::: Input data
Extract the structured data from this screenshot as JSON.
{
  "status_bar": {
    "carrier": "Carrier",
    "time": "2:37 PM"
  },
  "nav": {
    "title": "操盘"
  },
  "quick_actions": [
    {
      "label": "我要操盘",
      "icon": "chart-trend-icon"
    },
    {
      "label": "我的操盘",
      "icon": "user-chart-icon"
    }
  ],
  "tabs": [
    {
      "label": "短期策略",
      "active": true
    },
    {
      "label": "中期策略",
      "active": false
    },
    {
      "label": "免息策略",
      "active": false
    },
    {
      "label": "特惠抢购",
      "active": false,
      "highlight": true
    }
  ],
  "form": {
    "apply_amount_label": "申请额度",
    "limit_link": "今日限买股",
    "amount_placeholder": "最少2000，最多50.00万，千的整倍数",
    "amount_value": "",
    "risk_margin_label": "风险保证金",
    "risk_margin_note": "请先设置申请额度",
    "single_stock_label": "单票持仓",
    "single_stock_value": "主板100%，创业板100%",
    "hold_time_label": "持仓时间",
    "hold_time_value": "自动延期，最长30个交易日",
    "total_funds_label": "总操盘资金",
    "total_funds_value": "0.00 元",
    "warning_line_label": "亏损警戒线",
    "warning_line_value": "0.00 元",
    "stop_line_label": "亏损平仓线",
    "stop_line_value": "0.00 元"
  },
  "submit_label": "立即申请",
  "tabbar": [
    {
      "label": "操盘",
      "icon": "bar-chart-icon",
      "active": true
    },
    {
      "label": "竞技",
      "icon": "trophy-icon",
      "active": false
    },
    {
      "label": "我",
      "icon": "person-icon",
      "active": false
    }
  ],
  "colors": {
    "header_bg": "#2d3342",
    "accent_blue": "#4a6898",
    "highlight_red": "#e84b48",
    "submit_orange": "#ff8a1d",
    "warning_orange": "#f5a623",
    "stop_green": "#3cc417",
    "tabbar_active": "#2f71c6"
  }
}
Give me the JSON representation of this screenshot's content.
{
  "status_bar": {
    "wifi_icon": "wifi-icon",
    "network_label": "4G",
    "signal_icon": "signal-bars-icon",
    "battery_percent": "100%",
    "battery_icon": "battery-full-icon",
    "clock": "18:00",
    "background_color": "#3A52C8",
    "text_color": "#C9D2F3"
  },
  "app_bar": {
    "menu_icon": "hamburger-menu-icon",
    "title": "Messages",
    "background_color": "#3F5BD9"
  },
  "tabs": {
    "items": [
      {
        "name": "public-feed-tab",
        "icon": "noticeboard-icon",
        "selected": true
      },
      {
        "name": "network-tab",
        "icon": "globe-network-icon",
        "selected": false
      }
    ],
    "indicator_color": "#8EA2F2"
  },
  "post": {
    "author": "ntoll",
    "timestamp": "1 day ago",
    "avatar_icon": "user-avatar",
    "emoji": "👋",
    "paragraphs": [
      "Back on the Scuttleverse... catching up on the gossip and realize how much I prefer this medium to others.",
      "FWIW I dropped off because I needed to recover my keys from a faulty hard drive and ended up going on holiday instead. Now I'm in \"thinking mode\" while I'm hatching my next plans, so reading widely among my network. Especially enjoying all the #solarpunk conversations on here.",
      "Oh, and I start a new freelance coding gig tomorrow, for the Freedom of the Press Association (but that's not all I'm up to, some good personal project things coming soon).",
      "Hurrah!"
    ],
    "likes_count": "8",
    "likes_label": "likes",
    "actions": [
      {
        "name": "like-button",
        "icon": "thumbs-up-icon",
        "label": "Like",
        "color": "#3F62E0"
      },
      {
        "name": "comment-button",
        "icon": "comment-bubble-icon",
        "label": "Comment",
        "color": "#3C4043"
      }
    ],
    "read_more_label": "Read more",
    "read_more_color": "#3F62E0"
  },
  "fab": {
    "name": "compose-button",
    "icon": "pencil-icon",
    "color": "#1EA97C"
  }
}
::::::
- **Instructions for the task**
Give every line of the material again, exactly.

- **Task response**
Extract the structured data from this screenshot as JSON.
{
  "status_bar": {
    "carrier": "Carrier",
    "time": "2:37 PM"
  },
  "nav": {
    "title": "操盘"
  },
  "quick_actions": [
    {
      "label": "我要操盘",
      "icon": "chart-trend-icon"
    },
    {
      "label": "我的操盘",
      "icon": "user-chart-icon"
    }
  ],
  "tabs": [
    {
      "label": "短期策略",
      "active": true
    },
    {
      "label": "中期策略",
      "active": false
    },
    {
      "label": "免息策略",
      "active": false
    },
    {
      "label": "特惠抢购",
      "active": false,
      "highlight": true
    }
  ],
  "form": {
    "apply_amount_label": "申请额度",
    "limit_link": "今日限买股",
    "amount_placeholder": "最少2000，最多50.00万，千的整倍数",
    "amount_value": "",
    "risk_margin_label": "风险保证金",
    "risk_margin_note": "请先设置申请额度",
    "single_stock_label": "单票持仓",
    "single_stock_value": "主板100%，创业板100%",
    "hold_time_label": "持仓时间",
    "hold_time_value": "自动延期，最长30个交易日",
    "total_funds_label": "总操盘资金",
    "total_funds_value": "0.00 元",
    "warning_line_label": "亏损警戒线",
    "warning_line_value": "0.00 元",
    "stop_line_label": "亏损平仓线",
    "stop_line_value": "0.00 元"
  },
  "submit_label": "立即申请",
  "tabbar": [
    {
      "label": "操盘",
      "icon": "bar-chart-icon",
      "active": true
    },
    {
      "label": "竞技",
      "icon": "trophy-icon",
      "active": false
    },
    {
      "label": "我",
      "icon": "person-icon",
      "active": false
    }
  ],
  "colors": {
    "header_bg": "#2d3342",
    "accent_blue": "#4a6898",
    "highlight_red": "#e84b48",
    "submit_orange": "#ff8a1d",
    "warning_orange": "#f5a623",
    "stop_green": "#3cc417",
    "tabbar_active": "#2f71c6"
  }
}
Give me the JSON representation of this screenshot's content.
{
  "status_bar": {
    "wifi_icon": "wifi-icon",
    "network_label": "4G",
    "signal_icon": "signal-bars-icon",
    "battery_percent": "100%",
    "battery_icon": "battery-full-icon",
    "clock": "18:00",
    "background_color": "#3A52C8",
    "text_color": "#C9D2F3"
  },
  "app_bar": {
    "menu_icon": "hamburger-menu-icon",
    "title": "Messages",
    "background_color": "#3F5BD9"
  },
  "tabs": {
    "items": [
      {
        "name": "public-feed-tab",
        "icon": "noticeboard-icon",
        "selected": true
      },
      {
        "name": "network-tab",
        "icon": "globe-network-icon",
        "selected": false
      }
    ],
    "indicator_color": "#8EA2F2"
  },
  "post": {
    "author": "ntoll",
    "timestamp": "1 day ago",
    "avatar_icon": "user-avatar",
    "emoji": "👋",
    "paragraphs": [
      "Back on the Scuttleverse... catching up on the gossip and realize how much I prefer this medium to others.",
      "FWIW I dropped off because I needed to recover my keys from a faulty hard drive and ended up going on holiday instead. Now I'm in \"thinking mode\" while I'm hatching my next plans, so reading widely among my network. Especially enjoying all the #solarpunk conversations on here.",
      "Oh, and I start a new freelance coding gig tomorrow, for the Freedom of the Press Association (but that's not all I'm up to, some good personal project things coming soon).",
      "Hurrah!"
    ],
    "likes_count": "8",
    "likes_label": "likes",
    "actions": [
      {
        "name": "like-button",
        "icon": "thumbs-up-icon",
        "label": "Like",
        "color": "#3F62E0"
      },
      {
        "name": "comment-button",
        "icon": "comment-bubble-icon",
        "label": "Comment",
        "color": "#3C4043"
      }
    ],
    "read_more_label": "Read more",
    "read_more_color": "#3F62E0"
  },
  "fab": {
    "name": "compose-button",
    "icon": "pencil-icon",
    "color": "#1EA97C"
  }
}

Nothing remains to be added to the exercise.